The principles of open space technology are simple:
1. Whoever comes are the right people
2. Whatever happens is the only thing that could have happened.
3. When it starts is the right time
4. When it’s over it’s over
Informing the flow of the meeting and conduct of participants is also The Law of Two Feet: If you find yourself in a situation where you are not contributing or learning, move somewhere where you can.
Learning about Open Space has not prompted me to discount the learnings I have been privileged enough and worked hard (oh so very hard!) to accumulate over the years – it has simply sparked an important moment of questioning of some of the fundamental assumptions about what it has come to mean for me to be an effective social worker, facilitator, community researcher, and knowledge mobilizer.

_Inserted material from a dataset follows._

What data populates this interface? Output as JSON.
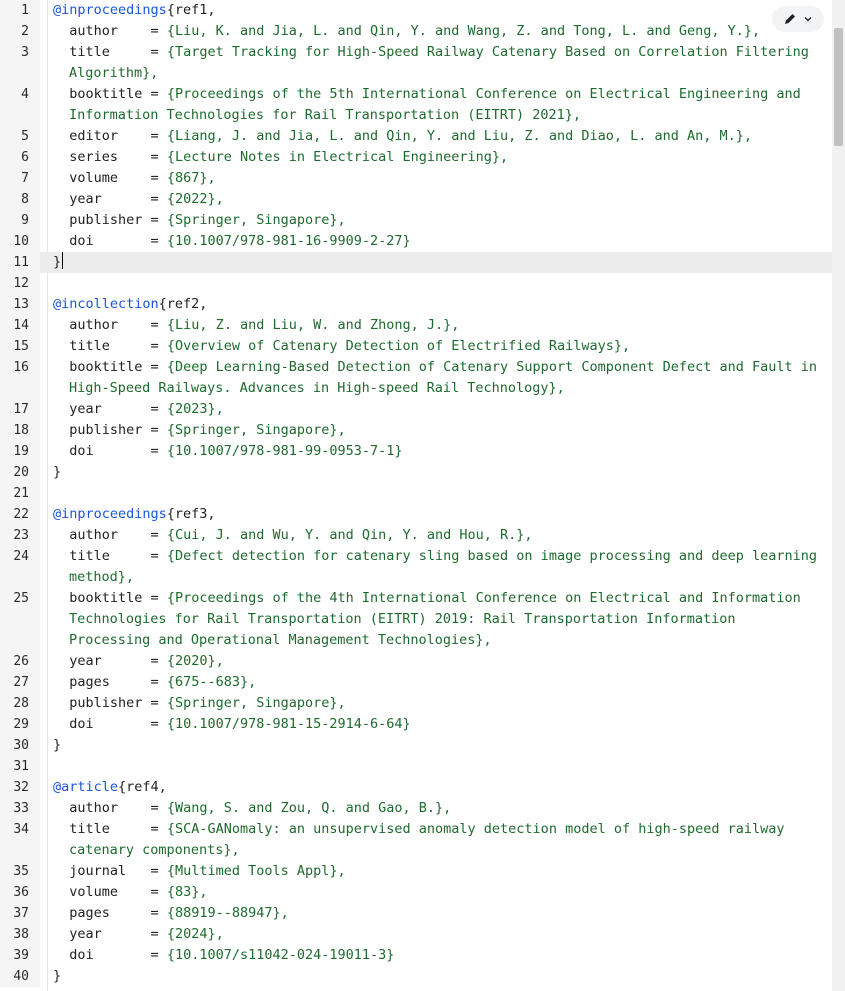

The idea of ‘holding space’ and its contrast with more traditional ideas of facilitation was the big ‘take home’ message for me. To ‘hold space’ is to engage a leadership style that feels unfamiliar and is more concerned with being rather than doing. To ‘hold space’ is to be present in a fully authentic manner and to go let go of any attachment you may have to a certain set of outcomes for the meeting. In Open Space, knowledge mobilization is less about an innate urge innate urge to intervene and occupy a more traditional leadership role and instead is very much about the creation of important safe and open spaces for knowledge sharing, with the utmost trust in attendees to self-organize and to effectively and efficiently address issues most important to them.
As a knowledge mobilizer and broker it now feels very worthwhile, freeing, and advantageous to ‘hold space’ in which university-community collaborations can be shaped by those most impacted by their content and function. I look forward to incorporating the fine art of doing nothing into my current and future work as a knowledge mobilizer!
Owen, H. 2008. Open space technology: A user’s guide (3rd Edition). Berrett-Koehler: San Francisco.
Corrigan, C. (n. d.). Open space technology. Retrieved from www.grunt.ca/engage/assets/OST.pdf.